His passion, making experiences available and helping people like you, comes from extensive travelling and the principles of life—how to avoid pitfalls in unfamiliar territory when investing or forming relationships.


The philosophy to treat life, partnerships and hobbies as an investment has helped people in his circle. Life is a dream with a deadline, happiness comes from making the right choices and having realistic expectations.


Come along and share your views—learning from each other gives confidence

landlords face new lending restrictionsChinese buyers

How do CGT rules affect you?


Firstly, the term “Capital gains tax” is quite confusing in comparison with taxation rules in other countries like AU. The new 2-years rule defines income tax applied to capital gained. Actually, IRD’s ability to tax capital gain on investment properties has always been there. But the change makes it easier to draw a line between an investor and a trader/developer or speculator.

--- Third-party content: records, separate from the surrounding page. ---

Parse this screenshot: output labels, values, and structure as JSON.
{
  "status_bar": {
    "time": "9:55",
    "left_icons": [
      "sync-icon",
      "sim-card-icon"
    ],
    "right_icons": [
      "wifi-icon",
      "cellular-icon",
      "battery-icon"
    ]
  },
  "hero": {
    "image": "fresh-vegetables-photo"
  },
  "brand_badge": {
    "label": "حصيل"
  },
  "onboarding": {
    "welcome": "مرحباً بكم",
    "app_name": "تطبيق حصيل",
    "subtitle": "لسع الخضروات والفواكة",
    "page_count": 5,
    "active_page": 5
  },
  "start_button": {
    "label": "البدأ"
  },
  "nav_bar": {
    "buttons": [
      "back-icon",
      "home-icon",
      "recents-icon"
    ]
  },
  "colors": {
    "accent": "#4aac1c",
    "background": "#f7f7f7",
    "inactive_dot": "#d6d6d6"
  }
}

The new rule affects people who sell an investment property before the threshold of two years. For investors who obey the current rules that change won’t make any difference to their investment strategy. To clarify;

Housing Politics in muddy waters


Housing politics, true there is no escape – everyone needs housing and a job (or at least income) to pay for it. And that is what people do when moving to Auckland, but dealing with the consequences is a struggle for many. Politics have been deliberately stirring up muddy waters to circumstantiate the rule changes since 2010. But has it been successful or has the housing crisis deepened?

That is why the new CGT rules are to be seen more or less as doing something. The rules about offshore investors requiring a local bank account and IRD number are something new designed to release another pressure point and to restrict offshore investors. Some people say these changes do not go far enough and I assume—little short-term effects will trigger further changes. Watch this space, let me help you being vigilant for making your own observations and informed decisions.

Capital Gains Tax